- **Instructions to follow**
Examine each line of the data, and copy the ones containing "avatar".

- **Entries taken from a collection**
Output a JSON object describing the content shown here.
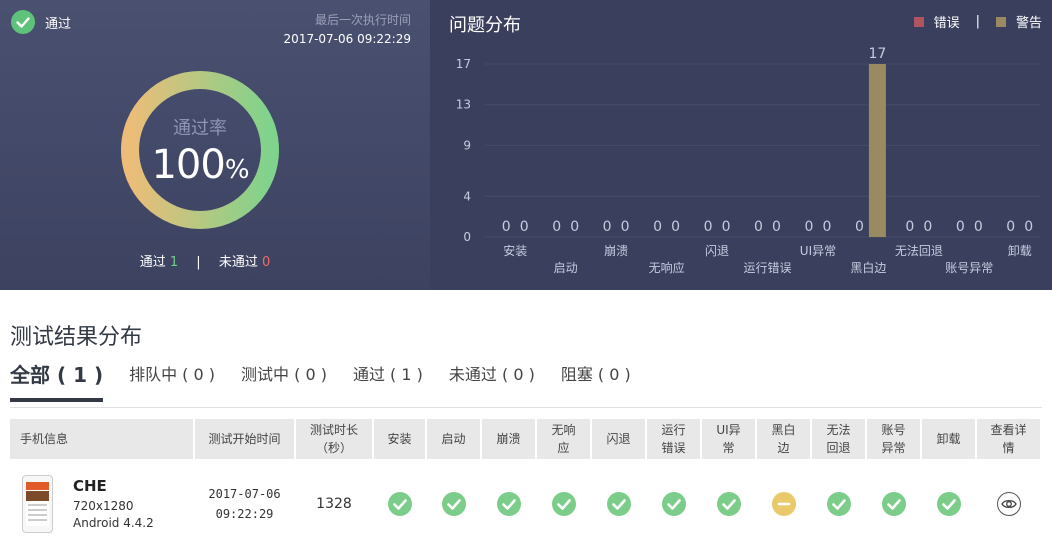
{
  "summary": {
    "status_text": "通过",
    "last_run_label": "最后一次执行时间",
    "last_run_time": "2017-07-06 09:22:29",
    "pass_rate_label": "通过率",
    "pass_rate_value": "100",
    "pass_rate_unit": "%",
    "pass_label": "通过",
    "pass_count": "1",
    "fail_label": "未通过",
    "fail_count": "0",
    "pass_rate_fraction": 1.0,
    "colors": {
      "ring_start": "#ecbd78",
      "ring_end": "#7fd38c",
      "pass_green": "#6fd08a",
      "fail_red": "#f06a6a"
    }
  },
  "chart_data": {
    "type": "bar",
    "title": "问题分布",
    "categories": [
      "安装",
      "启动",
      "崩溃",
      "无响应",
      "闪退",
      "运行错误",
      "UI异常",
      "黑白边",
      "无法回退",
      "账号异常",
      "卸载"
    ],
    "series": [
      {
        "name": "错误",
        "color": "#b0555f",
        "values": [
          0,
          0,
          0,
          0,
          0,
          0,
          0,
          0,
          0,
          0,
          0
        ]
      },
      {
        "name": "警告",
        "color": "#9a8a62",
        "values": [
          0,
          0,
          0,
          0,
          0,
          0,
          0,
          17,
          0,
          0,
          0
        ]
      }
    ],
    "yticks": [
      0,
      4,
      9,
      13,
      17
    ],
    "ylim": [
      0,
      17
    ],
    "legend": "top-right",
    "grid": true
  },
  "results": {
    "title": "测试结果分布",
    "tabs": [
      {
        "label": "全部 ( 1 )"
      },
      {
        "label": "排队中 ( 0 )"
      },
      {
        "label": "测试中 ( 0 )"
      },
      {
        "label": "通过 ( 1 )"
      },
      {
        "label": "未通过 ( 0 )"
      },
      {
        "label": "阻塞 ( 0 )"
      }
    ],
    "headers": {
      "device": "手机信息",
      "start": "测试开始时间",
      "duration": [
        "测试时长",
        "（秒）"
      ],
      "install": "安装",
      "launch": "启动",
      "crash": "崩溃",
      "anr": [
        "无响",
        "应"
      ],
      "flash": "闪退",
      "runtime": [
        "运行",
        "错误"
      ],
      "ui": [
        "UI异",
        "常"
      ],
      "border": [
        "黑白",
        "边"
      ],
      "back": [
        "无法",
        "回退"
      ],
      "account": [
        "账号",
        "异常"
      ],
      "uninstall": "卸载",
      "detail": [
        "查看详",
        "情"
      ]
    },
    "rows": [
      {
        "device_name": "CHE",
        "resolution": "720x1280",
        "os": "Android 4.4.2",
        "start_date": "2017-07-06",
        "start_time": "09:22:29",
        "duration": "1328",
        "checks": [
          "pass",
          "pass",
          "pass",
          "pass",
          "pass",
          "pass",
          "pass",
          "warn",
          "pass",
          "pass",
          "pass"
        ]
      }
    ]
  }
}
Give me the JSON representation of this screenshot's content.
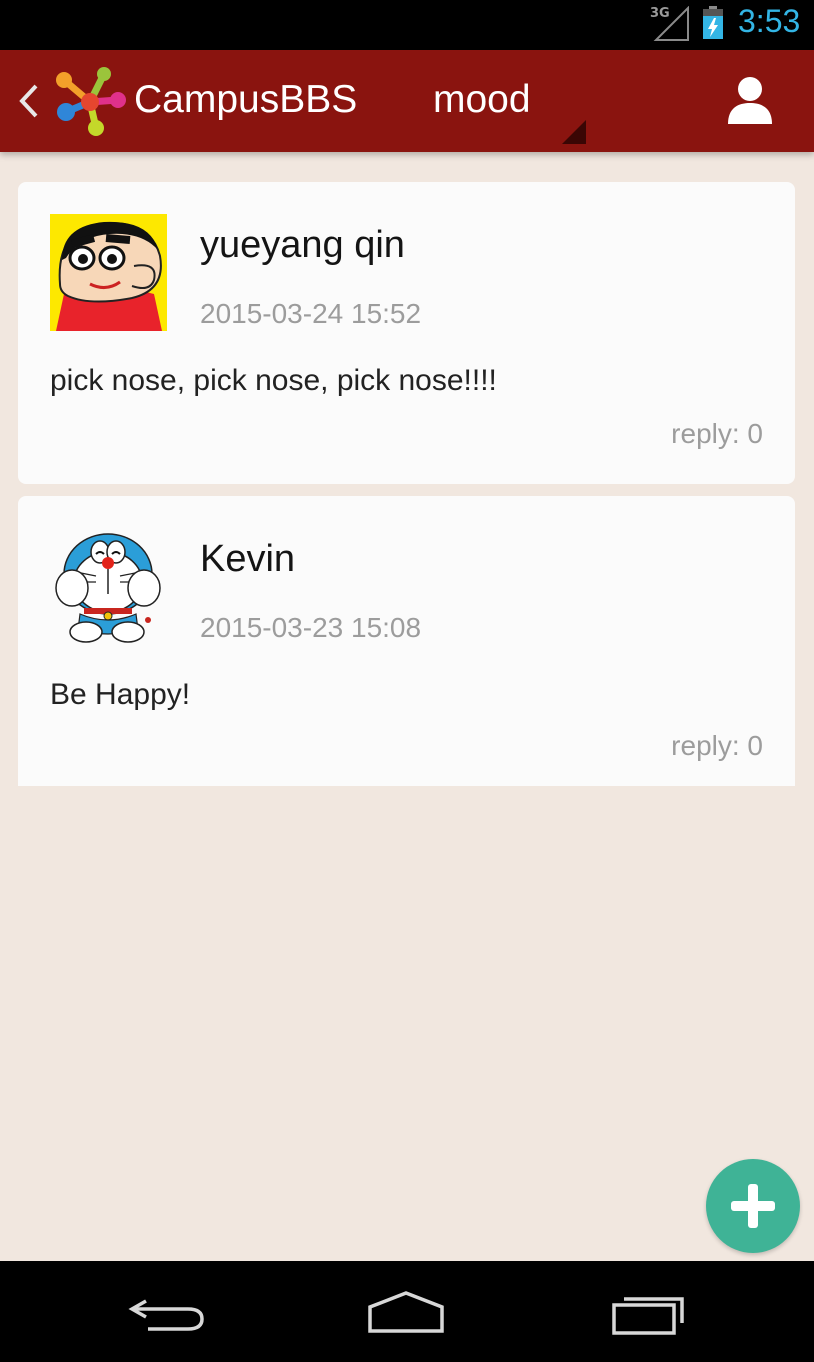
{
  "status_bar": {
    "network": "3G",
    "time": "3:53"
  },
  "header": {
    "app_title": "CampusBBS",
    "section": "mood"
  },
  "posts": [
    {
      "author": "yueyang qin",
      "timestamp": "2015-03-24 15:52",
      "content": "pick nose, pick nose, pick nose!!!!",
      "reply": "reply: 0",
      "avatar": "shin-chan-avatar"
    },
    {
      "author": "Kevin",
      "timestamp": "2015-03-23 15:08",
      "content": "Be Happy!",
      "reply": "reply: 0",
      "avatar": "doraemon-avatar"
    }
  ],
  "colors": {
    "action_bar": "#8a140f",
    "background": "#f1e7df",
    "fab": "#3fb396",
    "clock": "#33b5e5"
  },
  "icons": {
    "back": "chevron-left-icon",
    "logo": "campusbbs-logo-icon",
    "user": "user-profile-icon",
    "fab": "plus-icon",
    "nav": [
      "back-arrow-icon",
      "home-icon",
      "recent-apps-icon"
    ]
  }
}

- **Finished task**
      "avatar": "shin-chan-avatar"
      "avatar": "doraemon-avatar"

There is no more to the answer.